Finding joy in the time of Covid-19
Today marks 115 days into the Lockdown in South Africa and 8 months since news of the first corona virus case in Wuhan China. World wide the pandemic has claimed approximately 606000 lives across 188 countries
In South Africa restrictions have been imposed and then lifted and then imposed again. News sites are filled with horrific accounts of trauma filled hospital and girls being raped while returning home to fetch their masks. Somehow it feels as if the world has broken and the midst of death, isolation, unemployment, gender based violence, hunger and mental illness ... it becomes almost impossible to envision it fixed.
This is, however, not the first (nor will it be the last) global challenge we will face as a species. As a result of this, part of our legacy will be how we manage our common humanity during this crisis. Faced with this daunting responsability, I sometimes want to withdraw and hide from the world and its problems. This can be useful, for a time of recouperation and reflection, but the call remains to engage as fully as possible.
This requires us to make a conceals decision towards hope (hosing hope is not a decision to ignore the reality of the world. Instead it is about challenging air perceptions so that we are able to respond more effectively.
How to choose hope in a time of crisis
① Take life one day at a time.

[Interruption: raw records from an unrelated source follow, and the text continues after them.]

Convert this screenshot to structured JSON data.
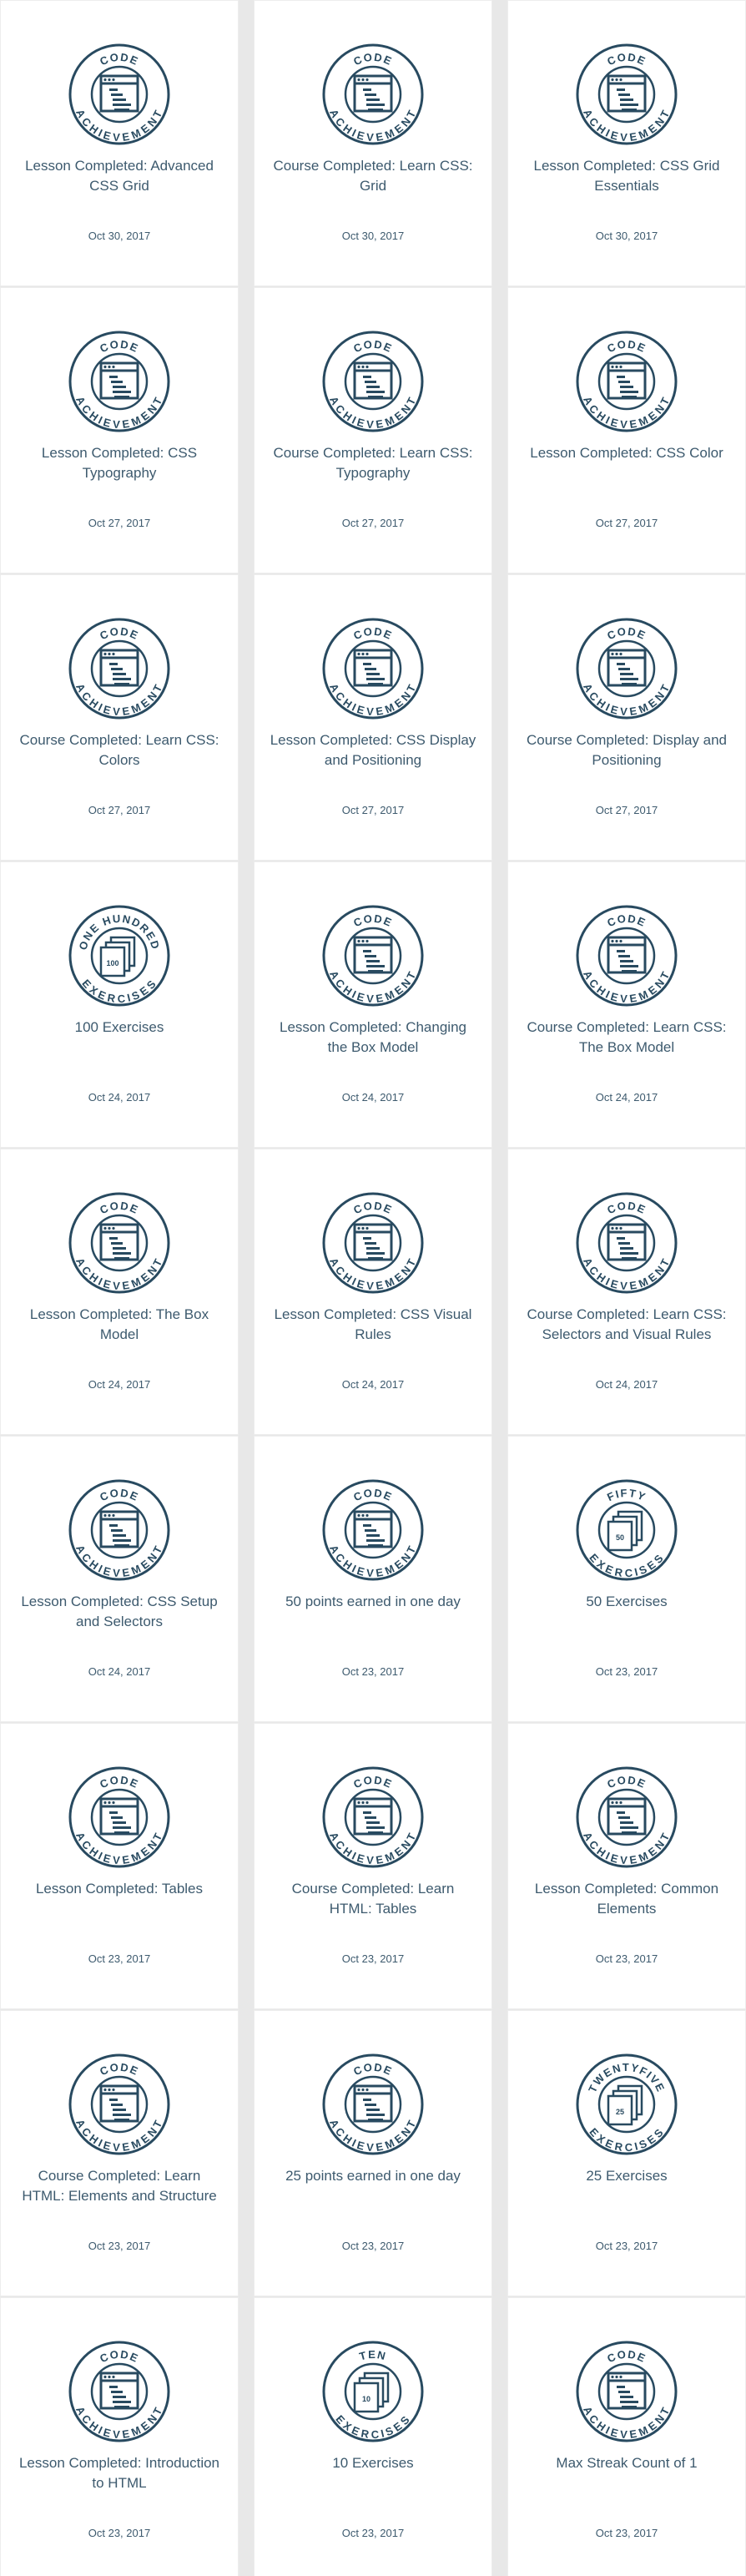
{
  "colors": {
    "badge": "#284a60",
    "text": "#3d5a6e",
    "background": "#e8e8e8",
    "card": "#ffffff"
  },
  "achievements": [
    {
      "title": "Lesson Completed: Advanced CSS Grid",
      "date": "Oct 30, 2017",
      "badge": {
        "icon": "code-window-icon",
        "top": "CODE",
        "bottom": "ACHIEVEMENT"
      }
    },
    {
      "title": "Course Completed: Learn CSS: Grid",
      "date": "Oct 30, 2017",
      "badge": {
        "icon": "code-window-icon",
        "top": "CODE",
        "bottom": "ACHIEVEMENT"
      }
    },
    {
      "title": "Lesson Completed: CSS Grid Essentials",
      "date": "Oct 30, 2017",
      "badge": {
        "icon": "code-window-icon",
        "top": "CODE",
        "bottom": "ACHIEVEMENT"
      }
    },
    {
      "title": "Lesson Completed: CSS Typography",
      "date": "Oct 27, 2017",
      "badge": {
        "icon": "code-window-icon",
        "top": "CODE",
        "bottom": "ACHIEVEMENT"
      }
    },
    {
      "title": "Course Completed: Learn CSS: Typography",
      "date": "Oct 27, 2017",
      "badge": {
        "icon": "code-window-icon",
        "top": "CODE",
        "bottom": "ACHIEVEMENT"
      }
    },
    {
      "title": "Lesson Completed: CSS Color",
      "date": "Oct 27, 2017",
      "badge": {
        "icon": "code-window-icon",
        "top": "CODE",
        "bottom": "ACHIEVEMENT"
      }
    },
    {
      "title": "Course Completed: Learn CSS: Colors",
      "date": "Oct 27, 2017",
      "badge": {
        "icon": "code-window-icon",
        "top": "CODE",
        "bottom": "ACHIEVEMENT"
      }
    },
    {
      "title": "Lesson Completed: CSS Display and Positioning",
      "date": "Oct 27, 2017",
      "badge": {
        "icon": "code-window-icon",
        "top": "CODE",
        "bottom": "ACHIEVEMENT"
      }
    },
    {
      "title": "Course Completed: Display and Positioning",
      "date": "Oct 27, 2017",
      "badge": {
        "icon": "code-window-icon",
        "top": "CODE",
        "bottom": "ACHIEVEMENT"
      }
    },
    {
      "title": "100 Exercises",
      "date": "Oct 24, 2017",
      "badge": {
        "icon": "exercise-stack-icon",
        "top": "ONE HUNDRED",
        "bottom": "EXERCISES",
        "number": "100"
      }
    },
    {
      "title": "Lesson Completed: Changing the Box Model",
      "date": "Oct 24, 2017",
      "badge": {
        "icon": "code-window-icon",
        "top": "CODE",
        "bottom": "ACHIEVEMENT"
      }
    },
    {
      "title": "Course Completed: Learn CSS: The Box Model",
      "date": "Oct 24, 2017",
      "badge": {
        "icon": "code-window-icon",
        "top": "CODE",
        "bottom": "ACHIEVEMENT"
      }
    },
    {
      "title": "Lesson Completed: The Box Model",
      "date": "Oct 24, 2017",
      "badge": {
        "icon": "code-window-icon",
        "top": "CODE",
        "bottom": "ACHIEVEMENT"
      }
    },
    {
      "title": "Lesson Completed: CSS Visual Rules",
      "date": "Oct 24, 2017",
      "badge": {
        "icon": "code-window-icon",
        "top": "CODE",
        "bottom": "ACHIEVEMENT"
      }
    },
    {
      "title": "Course Completed: Learn CSS: Selectors and Visual Rules",
      "date": "Oct 24, 2017",
      "badge": {
        "icon": "code-window-icon",
        "top": "CODE",
        "bottom": "ACHIEVEMENT"
      }
    },
    {
      "title": "Lesson Completed: CSS Setup and Selectors",
      "date": "Oct 24, 2017",
      "badge": {
        "icon": "code-window-icon",
        "top": "CODE",
        "bottom": "ACHIEVEMENT"
      }
    },
    {
      "title": "50 points earned in one day",
      "date": "Oct 23, 2017",
      "badge": {
        "icon": "code-window-icon",
        "top": "CODE",
        "bottom": "ACHIEVEMENT"
      }
    },
    {
      "title": "50 Exercises",
      "date": "Oct 23, 2017",
      "badge": {
        "icon": "exercise-stack-icon",
        "top": "FIFTY",
        "bottom": "EXERCISES",
        "number": "50"
      }
    },
    {
      "title": "Lesson Completed: Tables",
      "date": "Oct 23, 2017",
      "badge": {
        "icon": "code-window-icon",
        "top": "CODE",
        "bottom": "ACHIEVEMENT"
      }
    },
    {
      "title": "Course Completed: Learn HTML: Tables",
      "date": "Oct 23, 2017",
      "badge": {
        "icon": "code-window-icon",
        "top": "CODE",
        "bottom": "ACHIEVEMENT"
      }
    },
    {
      "title": "Lesson Completed: Common Elements",
      "date": "Oct 23, 2017",
      "badge": {
        "icon": "code-window-icon",
        "top": "CODE",
        "bottom": "ACHIEVEMENT"
      }
    },
    {
      "title": "Course Completed: Learn HTML: Elements and Structure",
      "date": "Oct 23, 2017",
      "badge": {
        "icon": "code-window-icon",
        "top": "CODE",
        "bottom": "ACHIEVEMENT"
      }
    },
    {
      "title": "25 points earned in one day",
      "date": "Oct 23, 2017",
      "badge": {
        "icon": "code-window-icon",
        "top": "CODE",
        "bottom": "ACHIEVEMENT"
      }
    },
    {
      "title": "25 Exercises",
      "date": "Oct 23, 2017",
      "badge": {
        "icon": "exercise-stack-icon",
        "top": "TWENTYFIVE",
        "bottom": "EXERCISES",
        "number": "25"
      }
    },
    {
      "title": "Lesson Completed: Introduction to HTML",
      "date": "Oct 23, 2017",
      "badge": {
        "icon": "code-window-icon",
        "top": "CODE",
        "bottom": "ACHIEVEMENT"
      }
    },
    {
      "title": "10 Exercises",
      "date": "Oct 23, 2017",
      "badge": {
        "icon": "exercise-stack-icon",
        "top": "TEN",
        "bottom": "EXERCISES",
        "number": "10"
      }
    },
    {
      "title": "Max Streak Count of 1",
      "date": "Oct 23, 2017",
      "badge": {
        "icon": "code-window-icon",
        "top": "CODE",
        "bottom": "ACHIEVEMENT"
      }
    }
  ]
}
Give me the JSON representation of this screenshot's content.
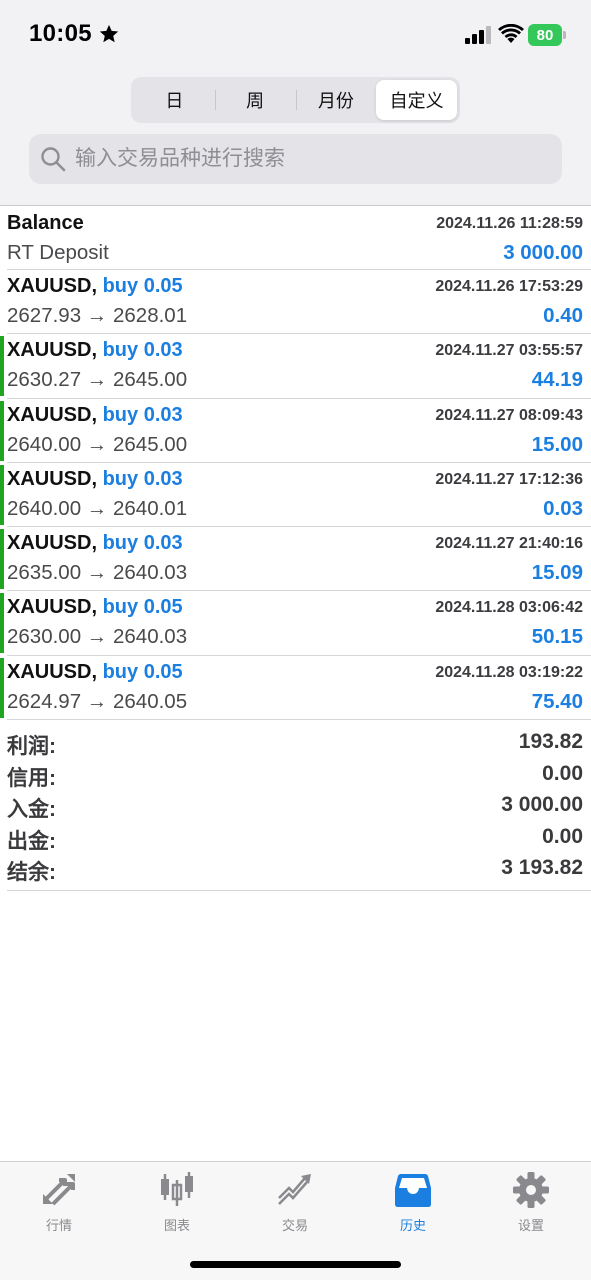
{
  "status": {
    "time": "10:05",
    "battery": "80"
  },
  "segments": [
    {
      "label": "日",
      "active": false
    },
    {
      "label": "周",
      "active": false
    },
    {
      "label": "月份",
      "active": false
    },
    {
      "label": "自定义",
      "active": true
    }
  ],
  "search": {
    "placeholder": "输入交易品种进行搜索",
    "value": ""
  },
  "balance_row": {
    "title": "Balance",
    "subtitle": "RT Deposit",
    "time": "2024.11.26 11:28:59",
    "value": "3 000.00"
  },
  "trades": [
    {
      "symbol": "XAUUSD,",
      "side": "buy 0.05",
      "prices": "2627.93 → 2628.01",
      "time": "2024.11.26 17:53:29",
      "profit": "0.40",
      "marked": false
    },
    {
      "symbol": "XAUUSD,",
      "side": "buy 0.03",
      "prices": "2630.27 → 2645.00",
      "time": "2024.11.27 03:55:57",
      "profit": "44.19",
      "marked": true
    },
    {
      "symbol": "XAUUSD,",
      "side": "buy 0.03",
      "prices": "2640.00 → 2645.00",
      "time": "2024.11.27 08:09:43",
      "profit": "15.00",
      "marked": true
    },
    {
      "symbol": "XAUUSD,",
      "side": "buy 0.03",
      "prices": "2640.00 → 2640.01",
      "time": "2024.11.27 17:12:36",
      "profit": "0.03",
      "marked": true
    },
    {
      "symbol": "XAUUSD,",
      "side": "buy 0.03",
      "prices": "2635.00 → 2640.03",
      "time": "2024.11.27 21:40:16",
      "profit": "15.09",
      "marked": true
    },
    {
      "symbol": "XAUUSD,",
      "side": "buy 0.05",
      "prices": "2630.00 → 2640.03",
      "time": "2024.11.28 03:06:42",
      "profit": "50.15",
      "marked": true
    },
    {
      "symbol": "XAUUSD,",
      "side": "buy 0.05",
      "prices": "2624.97 → 2640.05",
      "time": "2024.11.28 03:19:22",
      "profit": "75.40",
      "marked": true
    }
  ],
  "summary": [
    {
      "label": "利润:",
      "value": "193.82"
    },
    {
      "label": "信用:",
      "value": "0.00"
    },
    {
      "label": "入金:",
      "value": "3 000.00"
    },
    {
      "label": "出金:",
      "value": "0.00"
    },
    {
      "label": "结余:",
      "value": "3 193.82"
    }
  ],
  "tabs": [
    {
      "label": "行情",
      "icon": "quotes-arrows-icon",
      "active": false
    },
    {
      "label": "图表",
      "icon": "candlestick-chart-icon",
      "active": false
    },
    {
      "label": "交易",
      "icon": "trade-trend-icon",
      "active": false
    },
    {
      "label": "历史",
      "icon": "history-inbox-icon",
      "active": true
    },
    {
      "label": "设置",
      "icon": "gear-icon",
      "active": false
    }
  ],
  "colors": {
    "accent": "#1a7fe0",
    "marker": "#1fa51f",
    "inactive_icon": "#8a8a8e",
    "battery": "#34c759"
  }
}
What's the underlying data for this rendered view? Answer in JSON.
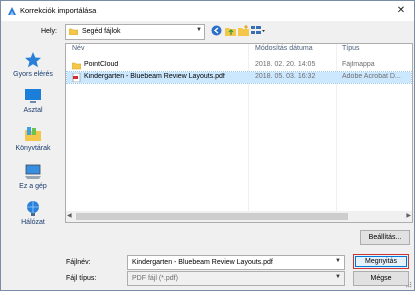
{
  "window": {
    "title": "Korrekciók importálása",
    "close_symbol": "✕"
  },
  "location": {
    "label": "Hely:",
    "value": "Segéd fájlok"
  },
  "places": [
    {
      "label": "Gyors elérés",
      "icon": "star-icon"
    },
    {
      "label": "Asztal",
      "icon": "desktop-icon"
    },
    {
      "label": "Könyvtárak",
      "icon": "libraries-icon"
    },
    {
      "label": "Ez a gép",
      "icon": "computer-icon"
    },
    {
      "label": "Hálózat",
      "icon": "network-icon"
    }
  ],
  "columns": {
    "name": "Név",
    "date": "Módosítás dátuma",
    "type": "Típus"
  },
  "files": [
    {
      "name": "PointCloud",
      "date": "2018. 02. 20. 14:05",
      "type": "Fájlmappa",
      "icon": "folder-icon",
      "selected": false
    },
    {
      "name": "Kindergarten - Bluebeam Review Layouts.pdf",
      "date": "2018. 05. 03. 16:32",
      "type": "Adobe Acrobat D...",
      "icon": "pdf-icon",
      "selected": true
    }
  ],
  "buttons": {
    "settings": "Beállítás...",
    "open": "Megnyitás",
    "cancel": "Mégse"
  },
  "filename": {
    "label": "Fájlnév:",
    "value": "Kindergarten - Bluebeam Review Layouts.pdf"
  },
  "filetype": {
    "label": "Fájl típus:",
    "value": "PDF fájl (*.pdf)"
  },
  "colors": {
    "selection": "#cce8ff",
    "accent": "#0078d7",
    "focus_border": "#d23232"
  }
}
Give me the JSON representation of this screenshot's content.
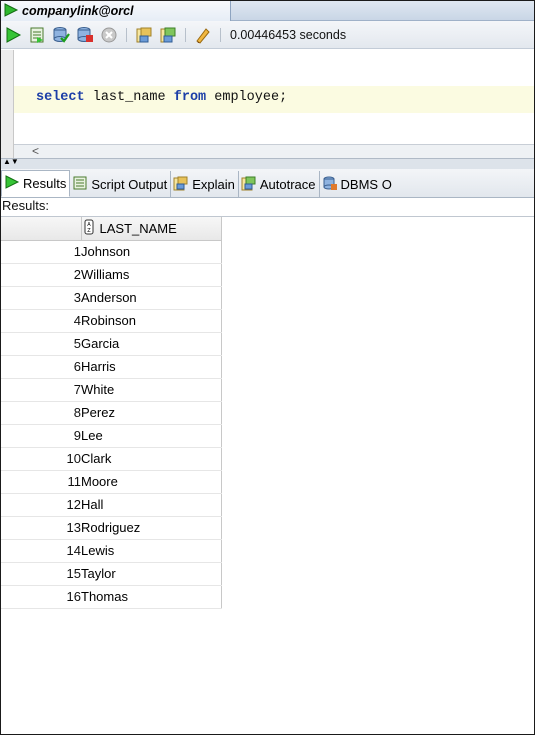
{
  "window": {
    "title": "companylink@orcl"
  },
  "toolbar": {
    "execution_time": "0.00446453 seconds"
  },
  "editor": {
    "kw_select": "select",
    "col_text": "last_name",
    "kw_from": "from",
    "table_text": "employee;"
  },
  "tabs": [
    {
      "label": "Results",
      "active": true
    },
    {
      "label": "Script Output",
      "active": false
    },
    {
      "label": "Explain",
      "active": false
    },
    {
      "label": "Autotrace",
      "active": false
    },
    {
      "label": "DBMS O",
      "active": false
    }
  ],
  "results": {
    "label": "Results:",
    "column_header": "LAST_NAME",
    "rows": [
      {
        "num": "1",
        "last_name": "Johnson"
      },
      {
        "num": "2",
        "last_name": "Williams"
      },
      {
        "num": "3",
        "last_name": "Anderson"
      },
      {
        "num": "4",
        "last_name": "Robinson"
      },
      {
        "num": "5",
        "last_name": "Garcia"
      },
      {
        "num": "6",
        "last_name": "Harris"
      },
      {
        "num": "7",
        "last_name": "White"
      },
      {
        "num": "8",
        "last_name": "Perez"
      },
      {
        "num": "9",
        "last_name": "Lee"
      },
      {
        "num": "10",
        "last_name": "Clark"
      },
      {
        "num": "11",
        "last_name": "Moore"
      },
      {
        "num": "12",
        "last_name": "Hall"
      },
      {
        "num": "13",
        "last_name": "Rodriguez"
      },
      {
        "num": "14",
        "last_name": "Lewis"
      },
      {
        "num": "15",
        "last_name": "Taylor"
      },
      {
        "num": "16",
        "last_name": "Thomas"
      }
    ]
  },
  "colors": {
    "run_green": "#2eb82e",
    "keyword": "#1c3ea7"
  },
  "icons": [
    "run-statement-icon",
    "run-script-icon",
    "commit-icon",
    "rollback-icon",
    "cancel-icon",
    "explain-icon",
    "autotrace-icon",
    "clear-icon"
  ]
}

During a crisis the rules of life are constantly changing. Trying to predict and control in uncertainty is an almost impossible task. Insted focus on what you can control in the here and now.
② Choose to be the best You, you can be.
Working on being the best possible you should not be an exercise in comparison. Rather, it is about doing the best you can with what you have
③ Choose your access to media carefully.
Media sources abatiable online can provided sensationalised news and fake news, this can increase feelings of hopelessness and create unnecessary despair. It is our responsibility to choose. what information you let into your life.
④ Choose the people you interact with care. with social distancing in place, one can often crave human connection.
It is, however, important to keep connected to relationships that help you and not relationships that harm you. Try and spend your time with people who are taking a pro active place in solution building
⑤ Practice an attitude of gratitude.
Practicing gratitude provides an opportunity to focus on what we have and not on what we are lacking in our life. Gratitude is a practice in hope, that the hope of what we have and what we may be able to become.
⑥ Choose to take care of your body and mind.
Times of crisis can often result in us neglecting both our physical and mental health. However, out thoughts, behaviours, biology and emotions are linked. Thus, taking care of one helps take care of the other.
⑦ Practice laughter and smiling.
Research shows that including humour in our live increases a positive mood and perspective by relieving stress.
⑧ Help others where possible.
In times of crisis there is often a feeling of isolation in our suffering, when that is the very thing that connects us to each other. By connecting our humanity with the humanity in another we start to play a role in creating a world we can bear to live In